- Foundation Grants Administrators and Donor Services Managers
- Corporate Foundation Giving Program Managers
Quite possibly, the private schools most actively seeking non‐tuition revenue are the ones… receiving the most non‐tuition revenue. So not only is the Guidestar population of private schools not randomly selected, and non‐representative of private schools nationally, there is reason to believe it is biased in the direction that its author and funders favor.
This would be bad enough, but it gets worse. The author makes no serious attempt to determine the extent of the bias, or to control for it. In fact, he consciously makes it worse: he choses to eliminate from consideration any private schools reporting revenues or expenditures under $500,000, thereby excluding smaller, less expensive schools.
I have literally NEVER seen a serious academic study that starts from a sample that is known to be biased in the direction favored by its funders and then consciously makes matters worse by actively skewing it even further!
An example of the kind of analysis that is supposed to accompany the presentation of a non‐random sample to ascertain extent and direction of bias appears in my own 2006 study of Arizona private schools, available here. I dedicate five pages (beginning on page 14) to an assessment of whether and to what extent my survey respondents differed from the universe of all Arizona private schools. Significant effort was expended on that section of the study, because it is both necessary and expected. I was disappointed, though not surprised, by the absence of such a section in the Baker study.
Not only can the Baker study not tell you how much U.S. private schools really spend, it seems to have a little difficulty getting the public school spending figures right, too. For instance, there is a line on page 42 implying that DC public schools were spending $14,000 in 2007. Federally‐reported data show that DC was already spending over $18,000 per pupil in 2005-06. And I’ve shown that it spent $28,000/pupil in 2008-09.

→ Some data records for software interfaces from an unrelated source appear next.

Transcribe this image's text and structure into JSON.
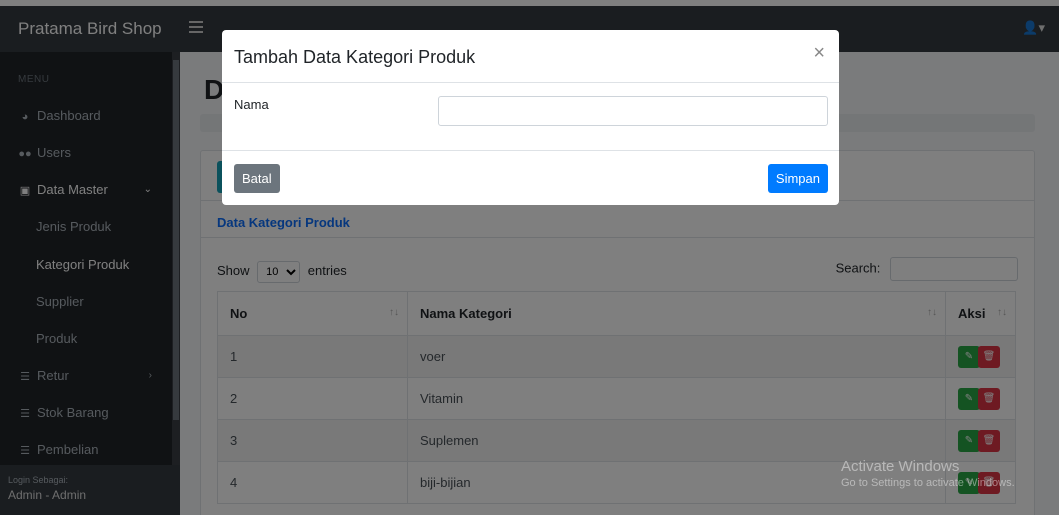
{
  "app": {
    "brand": "Pratama Bird Shop"
  },
  "sidebar": {
    "heading": "MENU",
    "items": [
      {
        "label": "Dashboard",
        "icon": "dashboard-icon"
      },
      {
        "label": "Users",
        "icon": "users-icon"
      },
      {
        "label": "Data Master",
        "icon": "database-icon"
      },
      {
        "label": "Jenis Produk"
      },
      {
        "label": "Kategori Produk"
      },
      {
        "label": "Supplier"
      },
      {
        "label": "Produk"
      },
      {
        "label": "Retur",
        "icon": "list-icon"
      },
      {
        "label": "Stok Barang",
        "icon": "list-icon"
      },
      {
        "label": "Pembelian",
        "icon": "list-icon"
      }
    ],
    "footer": {
      "label": "Login Sebagai:",
      "user": "Admin - Admin"
    }
  },
  "main": {
    "page_title_initial": "D",
    "card_title": "Data Kategori Produk",
    "length": {
      "show": "Show",
      "value": "10",
      "entries": "entries"
    },
    "search_label": "Search:",
    "table": {
      "headers": [
        "No",
        "Nama Kategori",
        "Aksi"
      ],
      "rows": [
        {
          "no": "1",
          "nama": "voer"
        },
        {
          "no": "2",
          "nama": "Vitamin"
        },
        {
          "no": "3",
          "nama": "Suplemen"
        },
        {
          "no": "4",
          "nama": "biji-bijian"
        }
      ]
    }
  },
  "modal": {
    "title": "Tambah Data Kategori Produk",
    "close": "×",
    "field_label": "Nama",
    "field_value": "",
    "cancel_label": "Batal",
    "save_label": "Simpan"
  },
  "watermark": {
    "line1": "Activate Windows",
    "line2": "Go to Settings to activate Windows."
  },
  "colors": {
    "topbar": "#343a40",
    "sidebar": "#212529",
    "primary": "#007bff",
    "secondary": "#6c757d",
    "success": "#28a745",
    "danger": "#dc3545"
  }
}
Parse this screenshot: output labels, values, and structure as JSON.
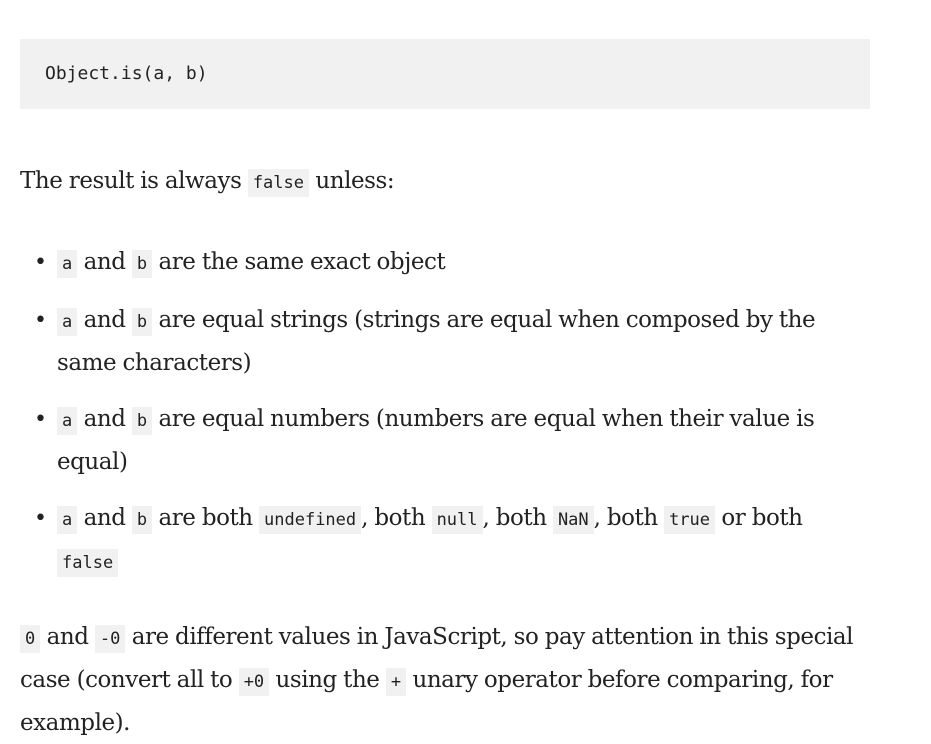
{
  "code_block": {
    "text": "Object.is(a, b)"
  },
  "intro": {
    "before": "The result is always ",
    "code": "false",
    "after": " unless:"
  },
  "conditions": [
    {
      "code_a": "a",
      "mid1": " and ",
      "code_b": "b",
      "text": " are the same exact object"
    },
    {
      "code_a": "a",
      "mid1": " and ",
      "code_b": "b",
      "text": " are equal strings (strings are equal when composed by the same characters)"
    },
    {
      "code_a": "a",
      "mid1": " and ",
      "code_b": "b",
      "text": " are equal numbers (numbers are equal when their value is equal)"
    },
    {
      "code_a": "a",
      "mid1": " and ",
      "code_b": "b",
      "t1": " are both ",
      "c1": "undefined",
      "t2": ", both ",
      "c2": "null",
      "t3": ", both ",
      "c3": "NaN",
      "t4": ", both ",
      "c4": "true",
      "t5": " or both ",
      "c5": "false"
    }
  ],
  "note": {
    "c1": "0",
    "t1": " and ",
    "c2": "-0",
    "t2": " are different values in JavaScript, so pay attention in this special case (convert all to ",
    "c3": "+0",
    "t3": " using the ",
    "c4": "+",
    "t4": " unary operator before comparing, for example)."
  }
}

Finally, did I mention that Baker’s study was funded by the NEA‐bankrolled “Great Lakes Center for Education Research and Practice”? As Ed Sector pointed out a couple of years ago: “The Great Lakes Center and the NEA’s Michigan affiliate are also linked on a personal level: [the Center’s director] Teri Battaglieri is married to Michigan Education Association Executive Director Lou Battaglieri.”
Update: Note that the reason Guidestar only has financial information for a small fraction of the nation’s private schools is that the vast majority of U.S. private schools are religious, and religious schools are not required to file IRS Form 990 (from which Guidestar gets its financial data). The religious private schools that do file Form 990 are thus a small self‐selected group that is presumably seeking to maximize its revenue from charitable donations, and hence very likely biased toward higher spending schools.